*** Block opens ***

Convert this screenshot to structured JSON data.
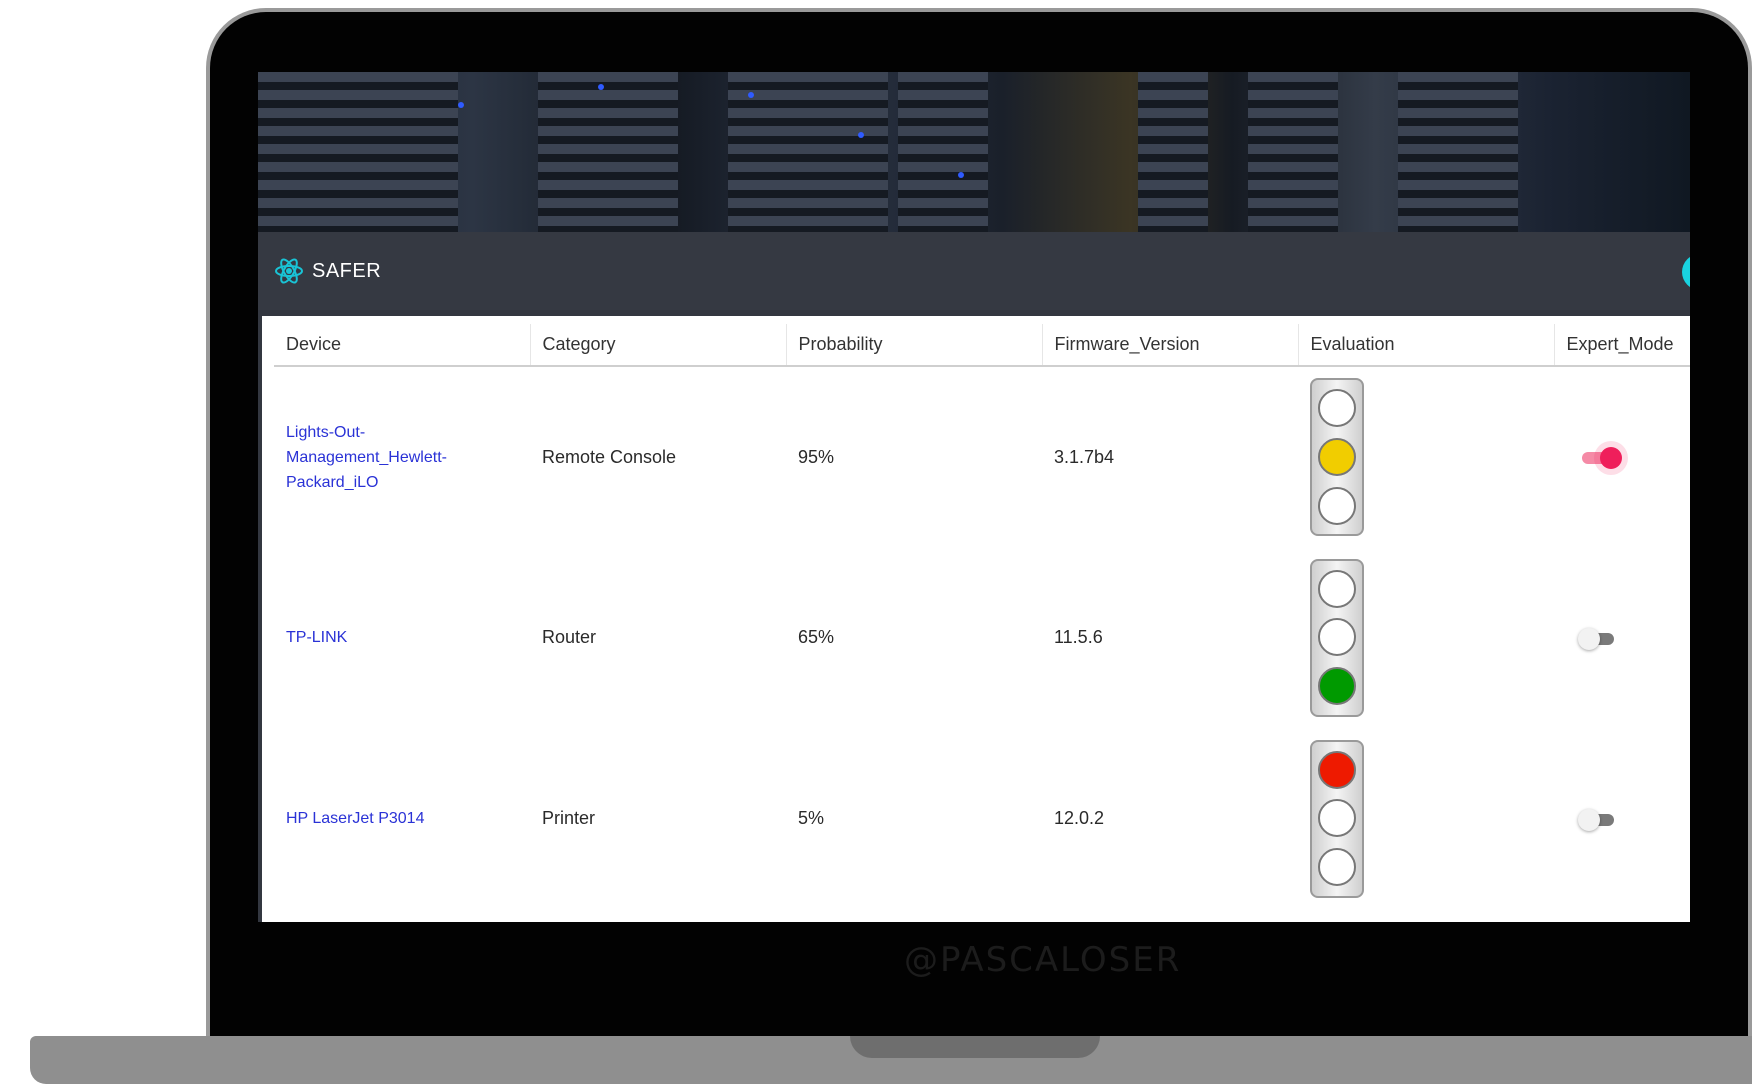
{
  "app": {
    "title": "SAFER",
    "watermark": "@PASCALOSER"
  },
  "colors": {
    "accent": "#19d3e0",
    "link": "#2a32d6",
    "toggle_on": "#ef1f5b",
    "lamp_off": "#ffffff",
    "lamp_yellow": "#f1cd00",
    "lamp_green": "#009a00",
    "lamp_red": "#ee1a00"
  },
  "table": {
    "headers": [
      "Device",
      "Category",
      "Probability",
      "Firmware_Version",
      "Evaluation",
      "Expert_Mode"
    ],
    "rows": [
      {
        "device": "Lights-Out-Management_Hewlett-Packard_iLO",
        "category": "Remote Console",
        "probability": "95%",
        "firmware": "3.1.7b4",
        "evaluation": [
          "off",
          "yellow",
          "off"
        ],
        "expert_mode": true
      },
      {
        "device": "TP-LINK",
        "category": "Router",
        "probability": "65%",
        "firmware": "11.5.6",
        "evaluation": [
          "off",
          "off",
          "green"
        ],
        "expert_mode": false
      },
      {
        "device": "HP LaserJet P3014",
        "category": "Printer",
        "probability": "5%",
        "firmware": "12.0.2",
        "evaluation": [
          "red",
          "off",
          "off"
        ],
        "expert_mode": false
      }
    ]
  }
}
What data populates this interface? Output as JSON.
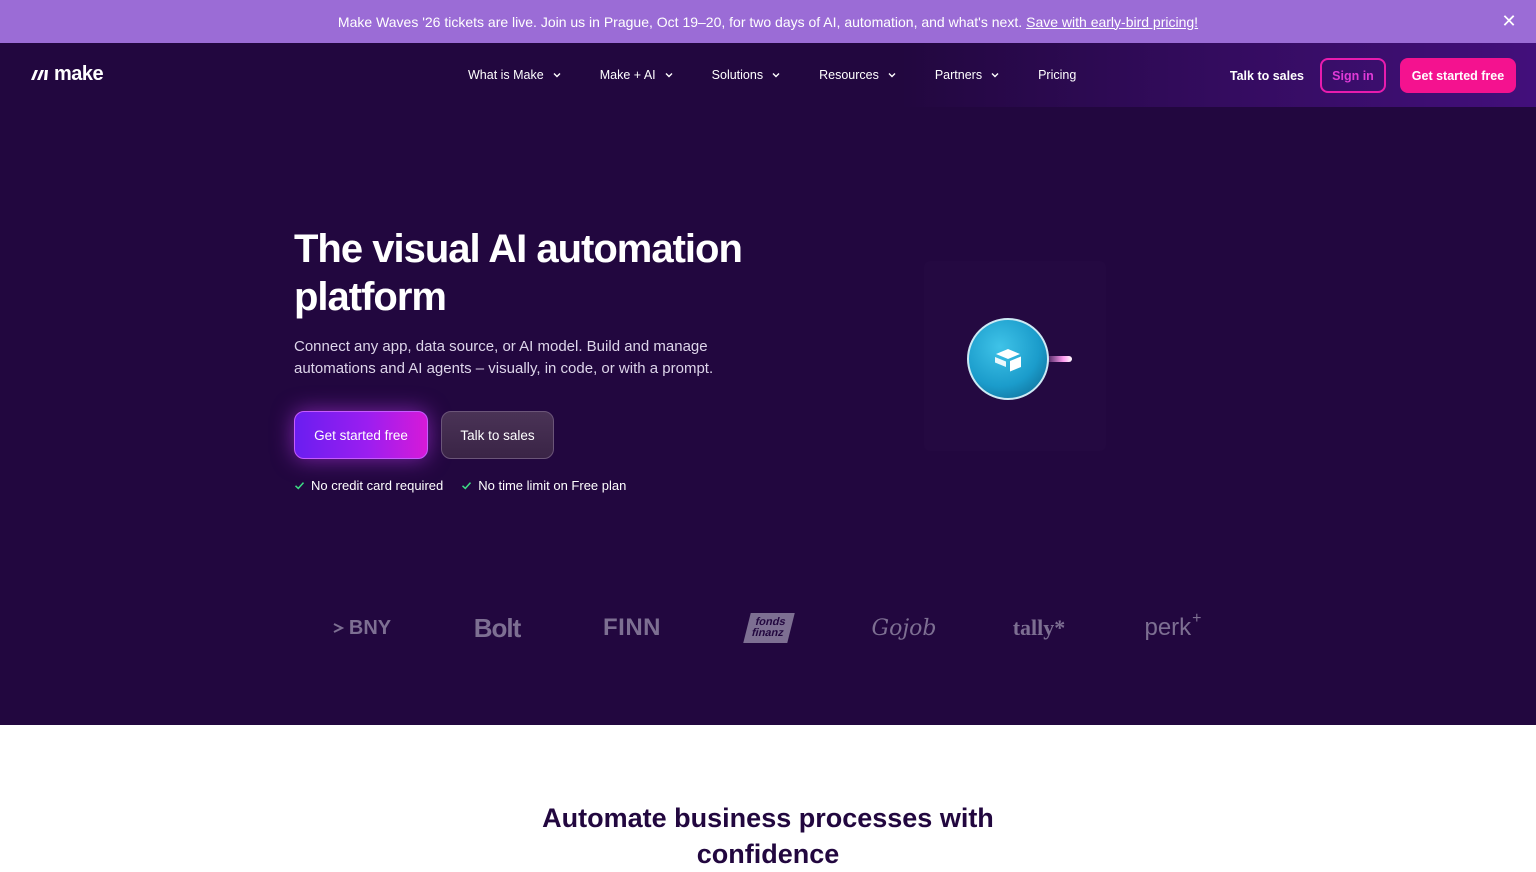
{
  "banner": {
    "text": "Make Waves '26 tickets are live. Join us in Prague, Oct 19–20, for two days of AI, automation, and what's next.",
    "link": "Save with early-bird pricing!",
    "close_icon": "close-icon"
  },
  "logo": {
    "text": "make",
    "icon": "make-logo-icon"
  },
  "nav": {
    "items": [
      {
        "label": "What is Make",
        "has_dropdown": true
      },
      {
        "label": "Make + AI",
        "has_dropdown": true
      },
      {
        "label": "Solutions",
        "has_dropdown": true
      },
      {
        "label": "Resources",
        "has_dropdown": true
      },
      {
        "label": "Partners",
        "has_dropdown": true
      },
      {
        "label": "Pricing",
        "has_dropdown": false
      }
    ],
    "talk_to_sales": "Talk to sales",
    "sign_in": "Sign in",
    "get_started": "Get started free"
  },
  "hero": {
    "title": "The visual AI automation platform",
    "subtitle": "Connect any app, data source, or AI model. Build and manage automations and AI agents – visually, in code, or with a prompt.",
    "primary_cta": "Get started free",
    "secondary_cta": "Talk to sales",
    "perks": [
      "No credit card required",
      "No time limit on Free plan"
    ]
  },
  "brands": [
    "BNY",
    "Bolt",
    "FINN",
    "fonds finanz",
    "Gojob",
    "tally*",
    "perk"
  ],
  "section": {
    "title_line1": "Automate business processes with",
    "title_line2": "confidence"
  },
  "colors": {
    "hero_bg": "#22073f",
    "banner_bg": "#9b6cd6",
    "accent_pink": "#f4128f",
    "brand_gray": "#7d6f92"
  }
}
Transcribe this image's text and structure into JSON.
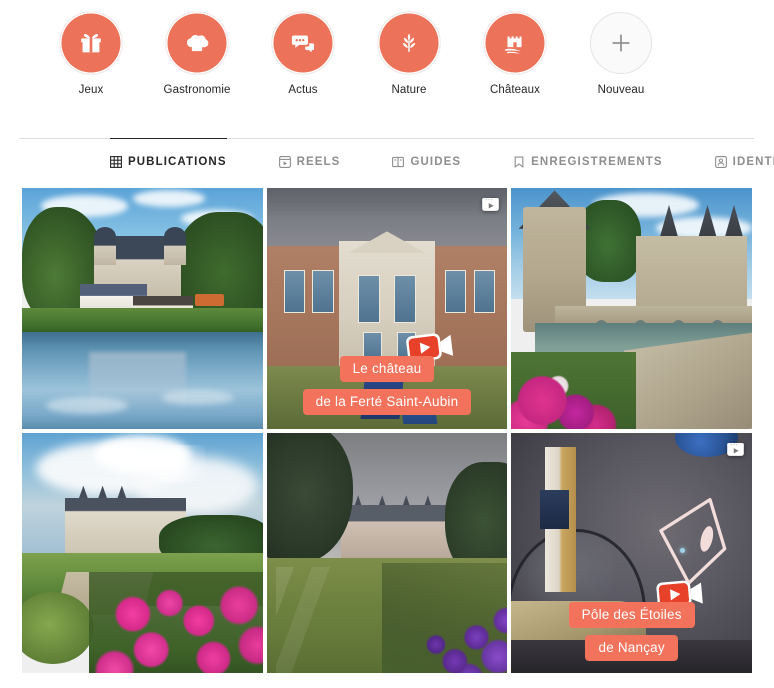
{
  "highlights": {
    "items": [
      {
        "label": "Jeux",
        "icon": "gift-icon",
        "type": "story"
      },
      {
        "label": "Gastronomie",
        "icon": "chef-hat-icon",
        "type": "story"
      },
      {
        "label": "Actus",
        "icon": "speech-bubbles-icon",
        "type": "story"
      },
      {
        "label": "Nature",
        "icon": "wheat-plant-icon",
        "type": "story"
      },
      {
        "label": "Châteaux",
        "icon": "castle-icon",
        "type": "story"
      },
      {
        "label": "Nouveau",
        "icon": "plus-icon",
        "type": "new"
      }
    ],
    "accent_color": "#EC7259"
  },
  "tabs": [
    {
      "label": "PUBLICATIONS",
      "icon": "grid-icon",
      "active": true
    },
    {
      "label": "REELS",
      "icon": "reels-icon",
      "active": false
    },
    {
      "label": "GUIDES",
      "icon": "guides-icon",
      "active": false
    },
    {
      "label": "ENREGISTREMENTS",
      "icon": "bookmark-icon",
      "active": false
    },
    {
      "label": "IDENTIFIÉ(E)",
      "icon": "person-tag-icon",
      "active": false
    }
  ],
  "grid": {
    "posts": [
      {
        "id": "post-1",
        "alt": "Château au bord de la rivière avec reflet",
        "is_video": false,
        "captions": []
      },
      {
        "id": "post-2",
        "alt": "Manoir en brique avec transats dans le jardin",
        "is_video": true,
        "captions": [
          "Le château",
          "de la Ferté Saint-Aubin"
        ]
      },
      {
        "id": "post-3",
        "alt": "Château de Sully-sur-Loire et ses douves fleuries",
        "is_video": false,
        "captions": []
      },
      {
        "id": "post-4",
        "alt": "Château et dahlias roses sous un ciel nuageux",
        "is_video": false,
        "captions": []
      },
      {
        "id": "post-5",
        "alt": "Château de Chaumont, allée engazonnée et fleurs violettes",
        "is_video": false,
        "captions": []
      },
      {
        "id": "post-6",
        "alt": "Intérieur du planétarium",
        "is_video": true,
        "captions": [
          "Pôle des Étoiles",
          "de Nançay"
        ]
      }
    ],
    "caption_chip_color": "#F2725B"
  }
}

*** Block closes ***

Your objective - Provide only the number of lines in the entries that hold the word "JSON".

Exercise output - 3